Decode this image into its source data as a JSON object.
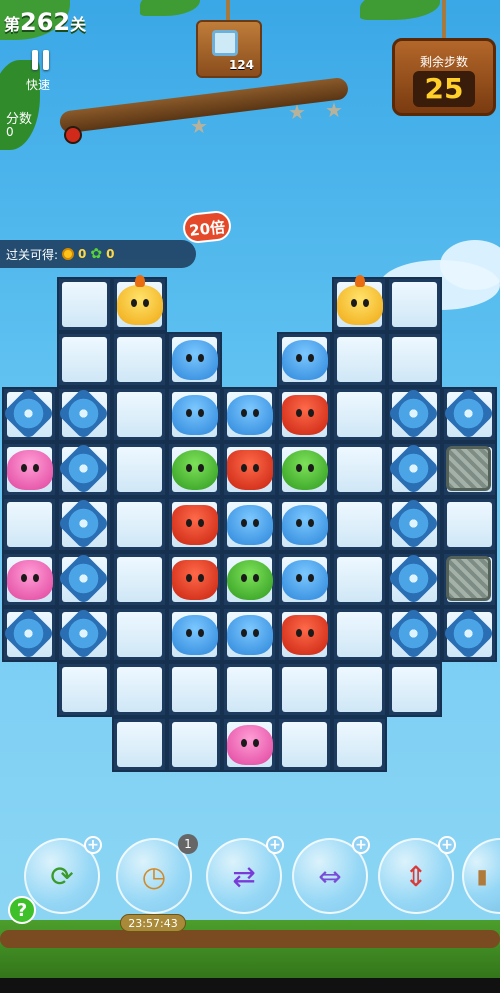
{
  "header": {
    "level_prefix": "第",
    "level_number": "262",
    "level_suffix": "关",
    "fast_label": "快速",
    "score_label": "分数",
    "score_value": "0",
    "goal_count": "124",
    "moves_label": "剩余步数",
    "moves_value": "25"
  },
  "rewards": {
    "label": "过关可得:",
    "value_a": "0",
    "value_b": "0",
    "multiplier": "20倍"
  },
  "board": {
    "rows": [
      [
        "",
        "tile",
        "yellow",
        "",
        "",
        "",
        "yellow",
        "tile",
        ""
      ],
      [
        "",
        "tile",
        "tile",
        "blue",
        "",
        "blue",
        "tile",
        "tile",
        ""
      ],
      [
        "flower",
        "flower",
        "tile",
        "blue",
        "blue",
        "red",
        "tile",
        "flower",
        "flower"
      ],
      [
        "pink",
        "flower",
        "tile",
        "green",
        "red",
        "green",
        "tile",
        "flower",
        "stone"
      ],
      [
        "tile",
        "flower",
        "tile",
        "red",
        "blue",
        "blue",
        "tile",
        "flower",
        "tile"
      ],
      [
        "pink",
        "flower",
        "tile",
        "red",
        "green",
        "blue",
        "tile",
        "flower",
        "stone"
      ],
      [
        "flower",
        "flower",
        "tile",
        "blue",
        "blue",
        "red",
        "tile",
        "flower",
        "flower"
      ],
      [
        "",
        "tile",
        "tile",
        "tile",
        "tile",
        "tile",
        "tile",
        "tile",
        ""
      ],
      [
        "",
        "",
        "tile",
        "tile",
        "pink",
        "tile",
        "tile",
        "",
        ""
      ]
    ]
  },
  "boosters": {
    "timer": "23:57:43",
    "badge_count": "1",
    "help": "?"
  },
  "icons": {
    "pause": "pause-icon",
    "ladybug": "ladybug-icon",
    "star": "star-icon"
  }
}
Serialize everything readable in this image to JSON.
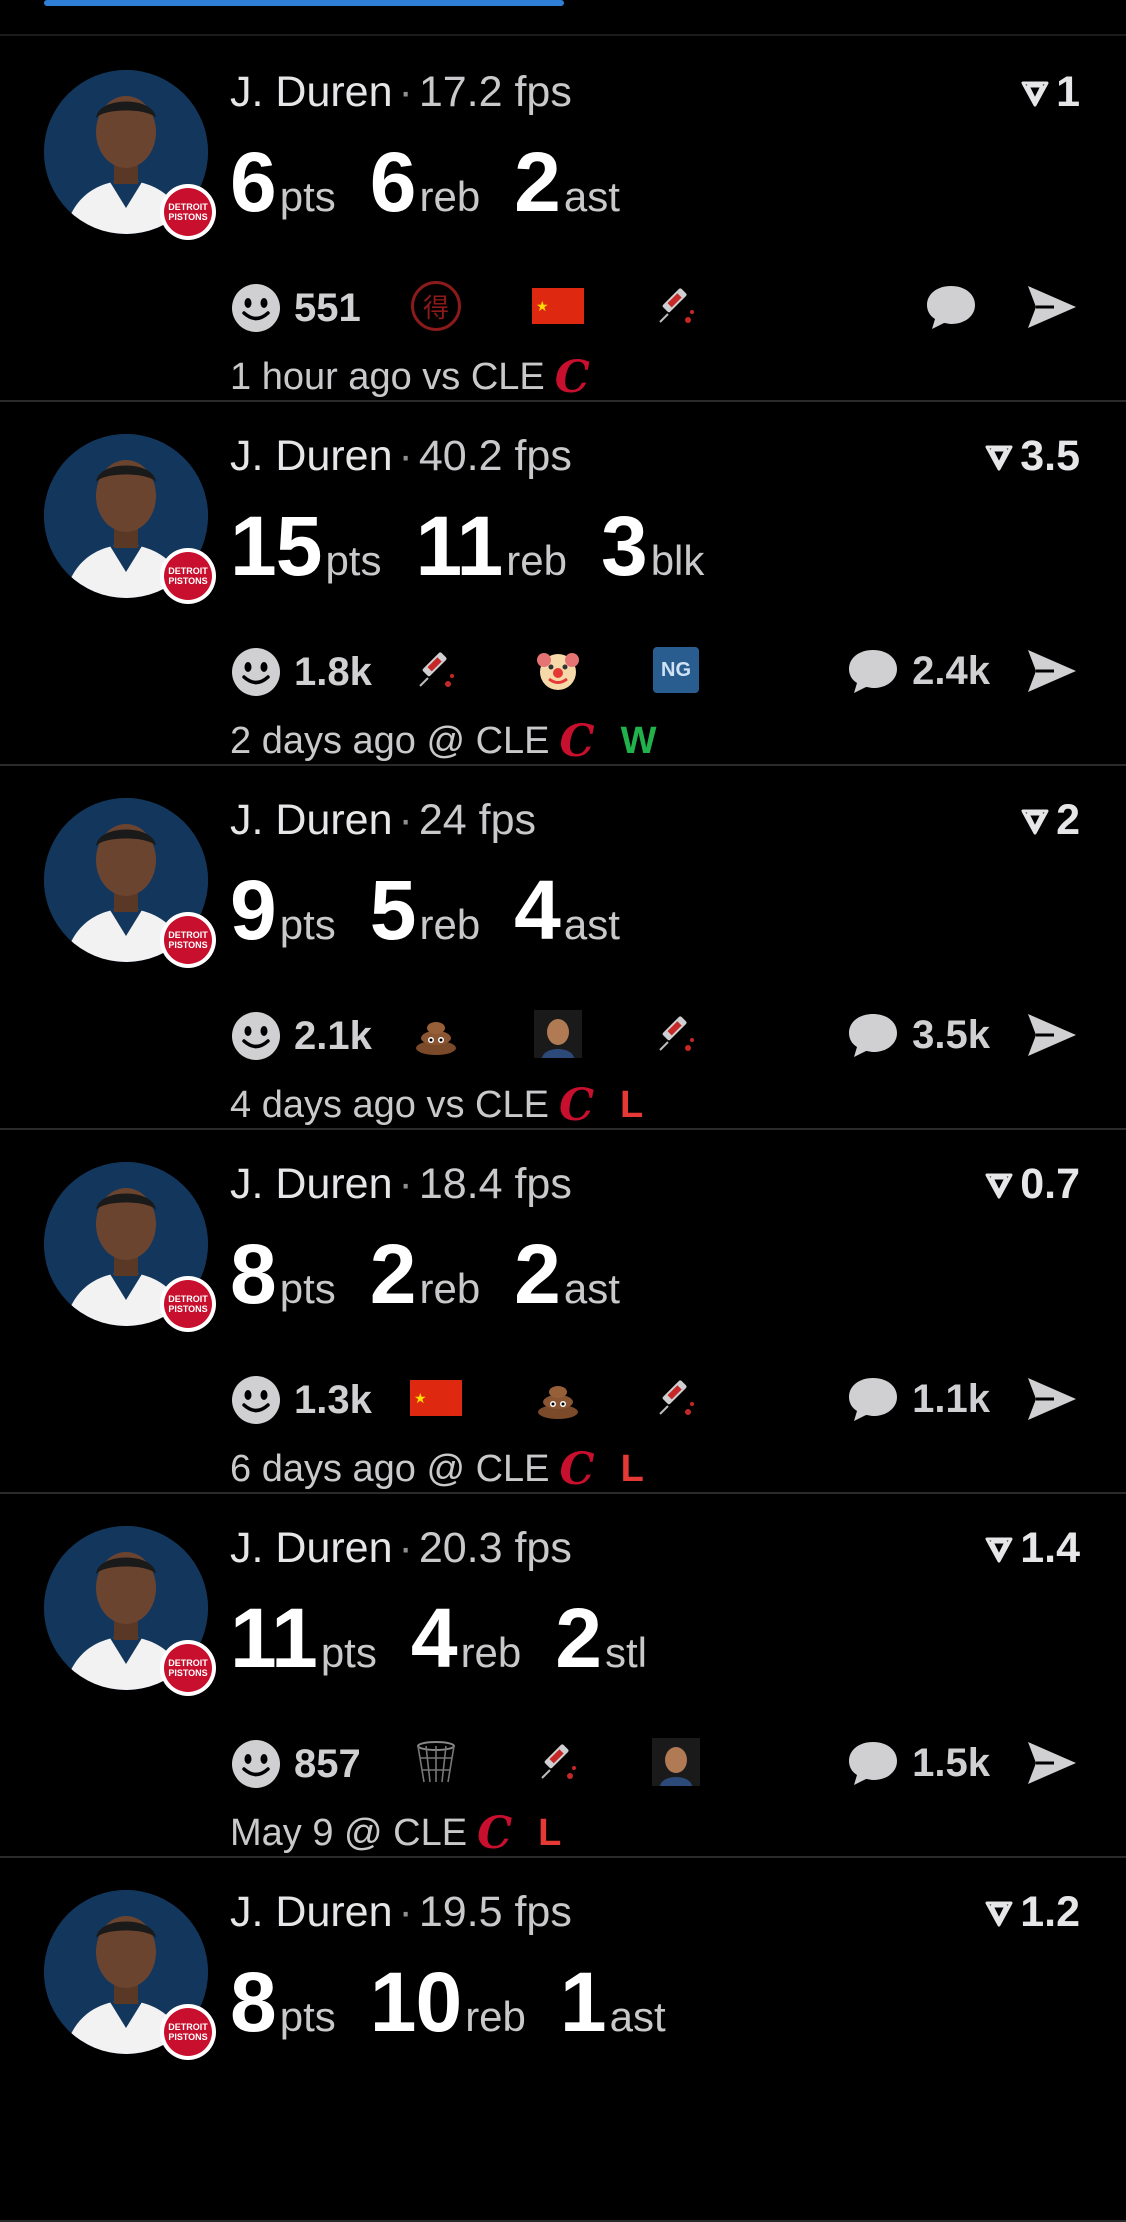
{
  "colors": {
    "background": "#000000",
    "accent": "#2f7fd6",
    "win": "#22b24c",
    "loss": "#e53935",
    "team": "#c8102e"
  },
  "badge": {
    "line1": "DETROIT",
    "line2": "PISTONS"
  },
  "posts": [
    {
      "name": "J. Duren",
      "fps": "17.2 fps",
      "rank": "1",
      "stats": [
        {
          "num": "6",
          "lbl": "pts"
        },
        {
          "num": "6",
          "lbl": "reb"
        },
        {
          "num": "2",
          "lbl": "ast"
        }
      ],
      "reactions": "551",
      "emojis": [
        "stamp-icon",
        "china-flag-icon",
        "syringe-icon"
      ],
      "comments": "",
      "time": "1 hour ago vs CLE",
      "opponent_logo": "C",
      "result": ""
    },
    {
      "name": "J. Duren",
      "fps": "40.2 fps",
      "rank": "3.5",
      "stats": [
        {
          "num": "15",
          "lbl": "pts"
        },
        {
          "num": "11",
          "lbl": "reb"
        },
        {
          "num": "3",
          "lbl": "blk"
        }
      ],
      "reactions": "1.8k",
      "emojis": [
        "syringe-icon",
        "clown-icon",
        "ng-icon"
      ],
      "comments": "2.4k",
      "time": "2 days ago @ CLE",
      "opponent_logo": "C",
      "result": "W"
    },
    {
      "name": "J. Duren",
      "fps": "24 fps",
      "rank": "2",
      "stats": [
        {
          "num": "9",
          "lbl": "pts"
        },
        {
          "num": "5",
          "lbl": "reb"
        },
        {
          "num": "4",
          "lbl": "ast"
        }
      ],
      "reactions": "2.1k",
      "emojis": [
        "poop-icon",
        "player-face-icon",
        "syringe-icon"
      ],
      "comments": "3.5k",
      "time": "4 days ago vs CLE",
      "opponent_logo": "C",
      "result": "L"
    },
    {
      "name": "J. Duren",
      "fps": "18.4 fps",
      "rank": "0.7",
      "stats": [
        {
          "num": "8",
          "lbl": "pts"
        },
        {
          "num": "2",
          "lbl": "reb"
        },
        {
          "num": "2",
          "lbl": "ast"
        }
      ],
      "reactions": "1.3k",
      "emojis": [
        "china-flag-icon",
        "poop-icon",
        "syringe-icon"
      ],
      "comments": "1.1k",
      "time": "6 days ago @ CLE",
      "opponent_logo": "C",
      "result": "L"
    },
    {
      "name": "J. Duren",
      "fps": "20.3 fps",
      "rank": "1.4",
      "stats": [
        {
          "num": "11",
          "lbl": "pts"
        },
        {
          "num": "4",
          "lbl": "reb"
        },
        {
          "num": "2",
          "lbl": "stl"
        }
      ],
      "reactions": "857",
      "emojis": [
        "basketball-net-icon",
        "syringe-icon",
        "player-face-icon"
      ],
      "comments": "1.5k",
      "time": "May 9 @ CLE",
      "opponent_logo": "C",
      "result": "L"
    },
    {
      "name": "J. Duren",
      "fps": "19.5 fps",
      "rank": "1.2",
      "stats": [
        {
          "num": "8",
          "lbl": "pts"
        },
        {
          "num": "10",
          "lbl": "reb"
        },
        {
          "num": "1",
          "lbl": "ast"
        }
      ],
      "reactions": "",
      "emojis": [],
      "comments": "",
      "time": "",
      "opponent_logo": "",
      "result": ""
    }
  ]
}
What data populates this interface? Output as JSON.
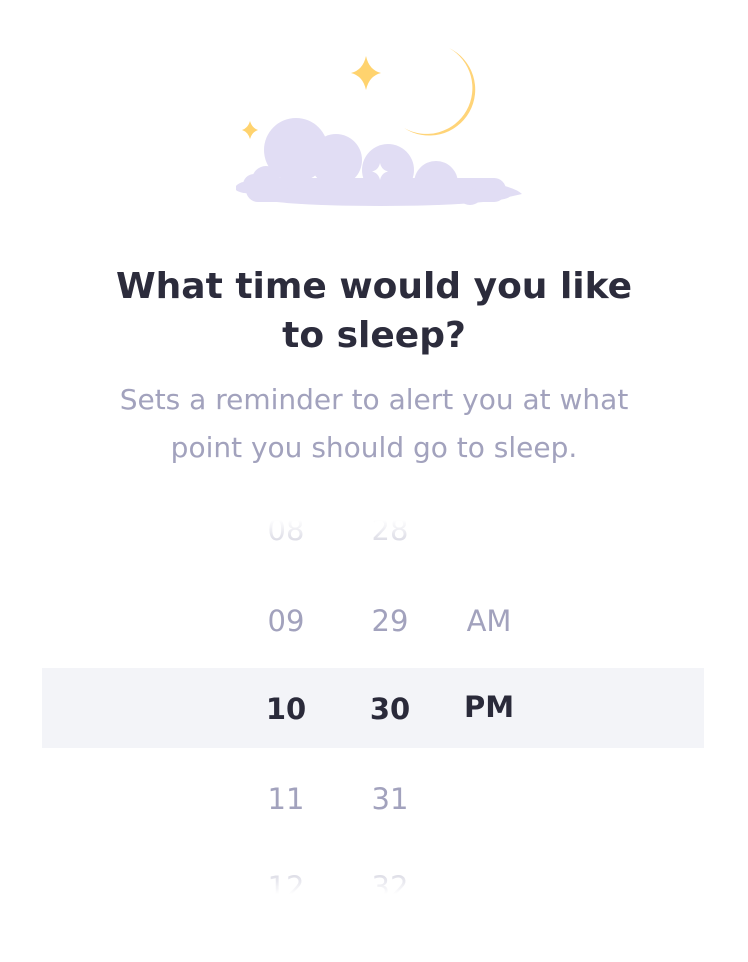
{
  "heading": {
    "line1": "What time would you like",
    "line2": "to sleep?"
  },
  "description": {
    "line1": "Sets a reminder to alert you at what",
    "line2": "point you should go to sleep."
  },
  "picker": {
    "hours": [
      "08",
      "09",
      "10",
      "11",
      "12"
    ],
    "minutes": [
      "28",
      "29",
      "30",
      "31",
      "32"
    ],
    "periods": [
      "AM",
      "PM"
    ],
    "selected_hour": "10",
    "selected_minute": "30",
    "selected_period": "PM"
  },
  "colors": {
    "moon": "#ffd478",
    "star": "#ffd36e",
    "cloud": "#e1ddf4",
    "highlight": "#f3f4f8",
    "title": "#2c2c3c",
    "muted": "#a2a2bd"
  },
  "icons": [
    "moon-icon",
    "star-icon",
    "cloud-icon"
  ]
}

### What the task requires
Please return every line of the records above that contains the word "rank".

### Answer to this exercise
      "rank": "1",
      "rank": "3.5",
      "rank": "2",
      "rank": "0.7",
      "rank": "1.4",
      "rank": "1.2",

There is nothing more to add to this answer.